Supplied material

-- Opening Marker --

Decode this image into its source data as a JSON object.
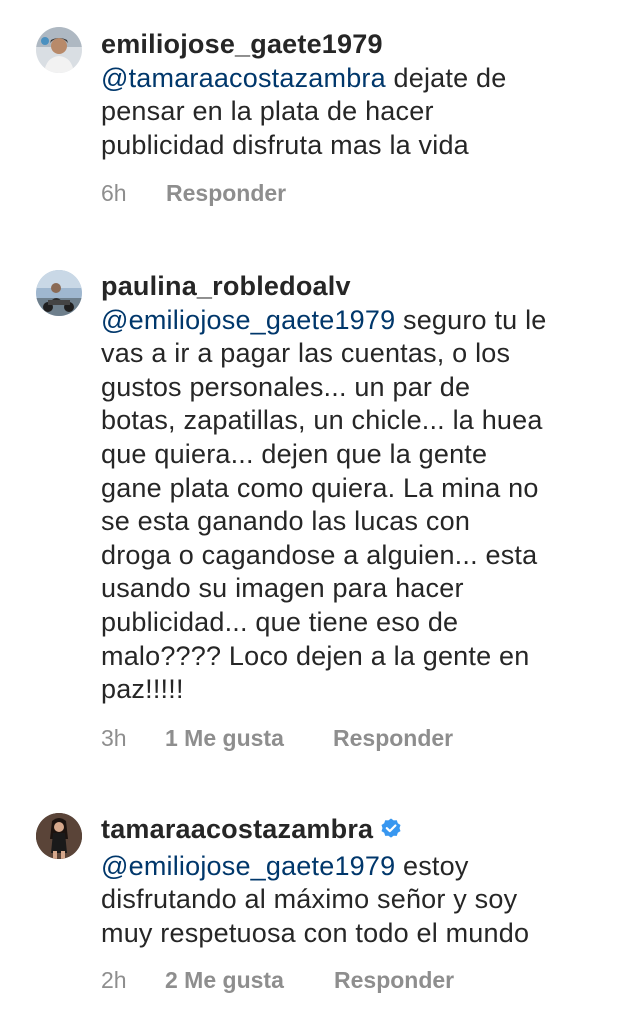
{
  "comments": [
    {
      "username": "emiliojose_gaete1979",
      "verified": false,
      "mention": "@tamaraacostazambra",
      "lines": [
        " dejate de",
        "pensar en la plata de hacer",
        "publicidad disfruta mas la vida"
      ],
      "time": "6h",
      "likes": "",
      "reply_label": "Responder"
    },
    {
      "username": "paulina_robledoalv",
      "verified": false,
      "mention": "@emiliojose_gaete1979",
      "lines": [
        " seguro tu le",
        "vas a ir a pagar las cuentas, o los",
        "gustos personales... un par de",
        "botas, zapatillas, un chicle... la huea",
        "que quiera... dejen que la gente",
        "gane plata como quiera. La mina no",
        "se esta ganando las lucas con",
        "droga o cagandose a alguien... esta",
        "usando su imagen para hacer",
        "publicidad... que tiene eso de",
        "malo???? Loco dejen a la gente en",
        "paz!!!!!"
      ],
      "time": "3h",
      "likes": "1 Me gusta",
      "reply_label": "Responder"
    },
    {
      "username": "tamaraacostazambra",
      "verified": true,
      "mention": "@emiliojose_gaete1979",
      "lines": [
        " estoy",
        "disfrutando al máximo señor y soy",
        "muy respetuosa con todo el mundo"
      ],
      "time": "2h",
      "likes": "2 Me gusta",
      "reply_label": "Responder"
    }
  ],
  "colors": {
    "text": "#262626",
    "mention": "#00376b",
    "meta": "#8e8e8e",
    "verified": "#3897f0"
  }
}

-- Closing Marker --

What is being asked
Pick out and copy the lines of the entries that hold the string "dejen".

Solution for this task
        "que quiera... dejen que la gente",
        "malo???? Loco dejen a la gente en",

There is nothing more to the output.